Integrated Planning for Industrial Building 4.0

Stefan Behnisch

The lecture, held on July 01, 2015 at the Technical University of Vienna, was part of the 22nd seminar for integrated planning for industrial buildings happening from July 01 to 03. Stefan Behnisch talked about “Buildings for research, teaching and education, aspects and parameters that influence our ideas, concepts and projects”.

Modern Learning Landscapes

Interview with Stefan Behnisch

Neue Lernkonzepte erfordern ein neues Denken und neue Strukturen. Im Zusammenhang mit Ganztagsschulen setzen sich Lernlandschaften mehr und mehr durch. Der international tätige Architekt Stefan Behnisch spricht mit der SCHULBAU-Redaktion über die Anforderungen an moderne Bildungseinrichtungen und die neuen Prinzipien der räumlichen Organisation.

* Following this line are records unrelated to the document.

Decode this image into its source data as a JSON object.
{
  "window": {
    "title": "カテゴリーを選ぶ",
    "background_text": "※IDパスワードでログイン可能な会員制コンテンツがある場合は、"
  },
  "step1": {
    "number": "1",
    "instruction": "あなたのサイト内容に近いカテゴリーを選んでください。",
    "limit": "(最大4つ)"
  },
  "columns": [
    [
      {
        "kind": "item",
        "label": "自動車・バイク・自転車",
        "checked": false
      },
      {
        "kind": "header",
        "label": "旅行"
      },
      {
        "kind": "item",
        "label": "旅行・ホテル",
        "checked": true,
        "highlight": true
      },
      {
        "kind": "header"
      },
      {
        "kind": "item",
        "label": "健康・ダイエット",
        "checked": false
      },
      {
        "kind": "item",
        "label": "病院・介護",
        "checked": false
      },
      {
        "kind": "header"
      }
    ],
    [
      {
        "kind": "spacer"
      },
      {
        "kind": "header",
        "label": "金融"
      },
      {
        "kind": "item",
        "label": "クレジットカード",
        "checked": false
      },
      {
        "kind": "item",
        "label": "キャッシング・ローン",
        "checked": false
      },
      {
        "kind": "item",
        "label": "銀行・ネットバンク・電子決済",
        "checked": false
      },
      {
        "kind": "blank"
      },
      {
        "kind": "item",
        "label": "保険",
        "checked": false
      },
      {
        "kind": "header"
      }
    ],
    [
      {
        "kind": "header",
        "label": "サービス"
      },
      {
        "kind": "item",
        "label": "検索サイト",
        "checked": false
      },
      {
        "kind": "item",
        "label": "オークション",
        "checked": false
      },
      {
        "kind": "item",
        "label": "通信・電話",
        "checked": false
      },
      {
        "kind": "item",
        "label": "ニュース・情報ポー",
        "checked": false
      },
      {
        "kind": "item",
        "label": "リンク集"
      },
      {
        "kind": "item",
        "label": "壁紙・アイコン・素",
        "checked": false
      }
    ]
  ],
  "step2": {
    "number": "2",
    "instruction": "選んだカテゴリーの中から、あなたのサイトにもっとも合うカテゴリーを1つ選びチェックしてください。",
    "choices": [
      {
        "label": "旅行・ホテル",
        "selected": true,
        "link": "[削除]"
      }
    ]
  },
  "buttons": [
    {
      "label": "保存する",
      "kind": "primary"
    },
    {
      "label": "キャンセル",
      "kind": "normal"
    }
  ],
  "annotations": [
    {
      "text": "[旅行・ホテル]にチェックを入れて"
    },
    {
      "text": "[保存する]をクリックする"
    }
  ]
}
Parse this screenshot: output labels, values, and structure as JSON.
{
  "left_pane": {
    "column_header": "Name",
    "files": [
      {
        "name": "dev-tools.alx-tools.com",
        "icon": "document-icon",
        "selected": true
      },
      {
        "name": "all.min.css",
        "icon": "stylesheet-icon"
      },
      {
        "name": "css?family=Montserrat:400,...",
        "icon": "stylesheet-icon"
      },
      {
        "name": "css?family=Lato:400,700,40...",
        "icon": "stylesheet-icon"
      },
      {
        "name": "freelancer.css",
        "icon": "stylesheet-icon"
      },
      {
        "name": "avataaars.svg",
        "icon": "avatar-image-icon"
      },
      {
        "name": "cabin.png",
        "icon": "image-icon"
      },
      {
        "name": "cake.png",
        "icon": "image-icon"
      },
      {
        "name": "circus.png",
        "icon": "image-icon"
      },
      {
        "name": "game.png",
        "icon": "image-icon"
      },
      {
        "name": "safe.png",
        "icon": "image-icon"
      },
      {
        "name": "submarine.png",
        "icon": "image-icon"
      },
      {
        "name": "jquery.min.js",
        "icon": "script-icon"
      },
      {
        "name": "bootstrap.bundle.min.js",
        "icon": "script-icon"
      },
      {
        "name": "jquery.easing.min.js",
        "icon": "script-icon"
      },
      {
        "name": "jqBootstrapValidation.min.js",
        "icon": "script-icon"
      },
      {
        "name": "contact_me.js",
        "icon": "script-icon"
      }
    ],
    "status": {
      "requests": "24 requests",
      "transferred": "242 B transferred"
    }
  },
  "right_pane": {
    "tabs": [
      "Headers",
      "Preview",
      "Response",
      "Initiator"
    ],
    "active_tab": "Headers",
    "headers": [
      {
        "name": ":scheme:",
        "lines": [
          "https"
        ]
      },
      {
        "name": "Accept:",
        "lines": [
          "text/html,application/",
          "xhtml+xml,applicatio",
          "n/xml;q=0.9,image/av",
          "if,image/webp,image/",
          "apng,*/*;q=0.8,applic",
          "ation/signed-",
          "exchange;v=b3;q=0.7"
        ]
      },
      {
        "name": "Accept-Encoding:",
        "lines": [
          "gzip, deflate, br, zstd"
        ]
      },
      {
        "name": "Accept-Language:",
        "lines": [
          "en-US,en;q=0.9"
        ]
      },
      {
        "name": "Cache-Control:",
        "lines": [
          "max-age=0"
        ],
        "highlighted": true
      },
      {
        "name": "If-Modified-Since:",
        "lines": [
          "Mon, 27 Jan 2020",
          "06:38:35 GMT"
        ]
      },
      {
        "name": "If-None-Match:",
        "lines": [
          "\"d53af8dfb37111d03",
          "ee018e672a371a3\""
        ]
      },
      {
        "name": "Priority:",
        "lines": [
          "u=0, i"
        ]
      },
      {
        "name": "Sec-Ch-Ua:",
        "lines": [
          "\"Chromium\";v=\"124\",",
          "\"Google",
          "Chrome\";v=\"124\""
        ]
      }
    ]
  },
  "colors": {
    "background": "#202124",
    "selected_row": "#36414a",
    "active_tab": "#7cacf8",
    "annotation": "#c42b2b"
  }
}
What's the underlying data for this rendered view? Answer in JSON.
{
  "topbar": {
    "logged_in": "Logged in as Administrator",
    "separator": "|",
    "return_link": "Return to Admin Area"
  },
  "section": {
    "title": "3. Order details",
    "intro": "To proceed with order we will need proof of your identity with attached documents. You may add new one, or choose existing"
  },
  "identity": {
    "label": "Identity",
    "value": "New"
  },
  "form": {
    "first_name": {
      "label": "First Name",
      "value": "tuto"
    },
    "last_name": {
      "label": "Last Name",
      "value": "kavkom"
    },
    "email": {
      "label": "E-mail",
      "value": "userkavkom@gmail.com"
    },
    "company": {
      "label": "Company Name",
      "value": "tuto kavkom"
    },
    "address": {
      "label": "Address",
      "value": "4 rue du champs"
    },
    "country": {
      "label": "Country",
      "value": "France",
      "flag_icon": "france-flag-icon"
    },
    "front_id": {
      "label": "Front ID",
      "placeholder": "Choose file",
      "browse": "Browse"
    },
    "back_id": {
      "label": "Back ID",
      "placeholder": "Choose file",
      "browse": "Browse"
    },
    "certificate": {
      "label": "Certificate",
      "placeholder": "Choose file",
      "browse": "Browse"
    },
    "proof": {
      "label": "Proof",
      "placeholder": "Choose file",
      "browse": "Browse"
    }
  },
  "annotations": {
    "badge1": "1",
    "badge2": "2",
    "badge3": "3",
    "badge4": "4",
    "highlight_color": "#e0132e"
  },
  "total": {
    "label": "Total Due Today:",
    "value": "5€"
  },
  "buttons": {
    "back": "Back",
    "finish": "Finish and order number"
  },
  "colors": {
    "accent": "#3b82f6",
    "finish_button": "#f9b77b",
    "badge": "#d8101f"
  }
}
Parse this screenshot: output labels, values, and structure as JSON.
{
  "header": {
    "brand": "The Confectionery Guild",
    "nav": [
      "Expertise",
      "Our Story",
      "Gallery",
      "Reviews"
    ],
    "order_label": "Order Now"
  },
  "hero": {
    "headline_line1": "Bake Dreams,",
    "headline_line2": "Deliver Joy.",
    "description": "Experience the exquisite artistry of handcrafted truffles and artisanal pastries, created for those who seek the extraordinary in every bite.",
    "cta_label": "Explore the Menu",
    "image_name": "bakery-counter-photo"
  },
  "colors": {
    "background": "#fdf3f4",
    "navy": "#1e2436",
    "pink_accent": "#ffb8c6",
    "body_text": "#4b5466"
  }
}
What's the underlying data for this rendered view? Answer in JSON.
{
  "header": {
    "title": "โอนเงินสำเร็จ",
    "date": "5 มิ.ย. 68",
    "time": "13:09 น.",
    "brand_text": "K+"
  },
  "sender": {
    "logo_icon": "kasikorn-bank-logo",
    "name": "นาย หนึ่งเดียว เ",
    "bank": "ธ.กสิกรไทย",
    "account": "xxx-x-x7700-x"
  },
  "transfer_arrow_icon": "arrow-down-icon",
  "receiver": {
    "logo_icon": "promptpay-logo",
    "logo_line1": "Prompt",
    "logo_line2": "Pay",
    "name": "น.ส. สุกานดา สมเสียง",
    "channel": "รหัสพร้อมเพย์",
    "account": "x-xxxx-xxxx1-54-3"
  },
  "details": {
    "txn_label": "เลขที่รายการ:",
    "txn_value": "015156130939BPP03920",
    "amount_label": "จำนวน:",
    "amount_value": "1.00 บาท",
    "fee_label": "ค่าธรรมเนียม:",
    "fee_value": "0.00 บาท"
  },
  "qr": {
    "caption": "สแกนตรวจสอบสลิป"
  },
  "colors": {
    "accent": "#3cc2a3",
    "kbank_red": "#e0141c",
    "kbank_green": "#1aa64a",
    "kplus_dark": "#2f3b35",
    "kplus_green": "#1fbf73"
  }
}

Sociologists rather than signature architects

Interview: Alexander Gutzmer

How is architecture changing? And how much social far-sightedness can and must one entrust architects with? 
A substantial amount, say Stefan Behnisch, Robert Hösle, Robert Matthew Noblett and Stefan Rappold in this conversation. The questions are asked by Alexander Gutzmer, editor-in-chief of the architectural magazine Baumeister.

A client's perspective

Robert L. Bogomolny, former President of the University of Baltimore

The history for me goes back to coming to this campus in 2002. It was a place where great things were happening, but the quality of our physical campus did not match the quality of the education we were providing. As is often the case with older, state-supported urban universities, our infrastructure was aging and many of our core facilities were not originally designed for academic use. I began to think about how we could construct new buildings or redo existing facilities in a way that reflected the quality of our students, faculty and staff.

What does living mean for…

Stefan Behnisch, Stefan Rappold, Robert Hösle, Robert Matthew Noblett

Stefan Behnisch: "Of all the planning tasks, residential projects pose the most difficult challenge. The ideas of the client are too individual, the opinions too personal. The only reason that residential construction is not doomed to fail - when based on speculation, on something that is much too human and impossible to grasp, that is perceived using norms and standards - is because there is no alternative. In contrast to this, the number of those who are able to build individually, for themselves, typically in the form of a single family home and seldom in the form of a joint effort as a housing cooperative, is negligibly small. "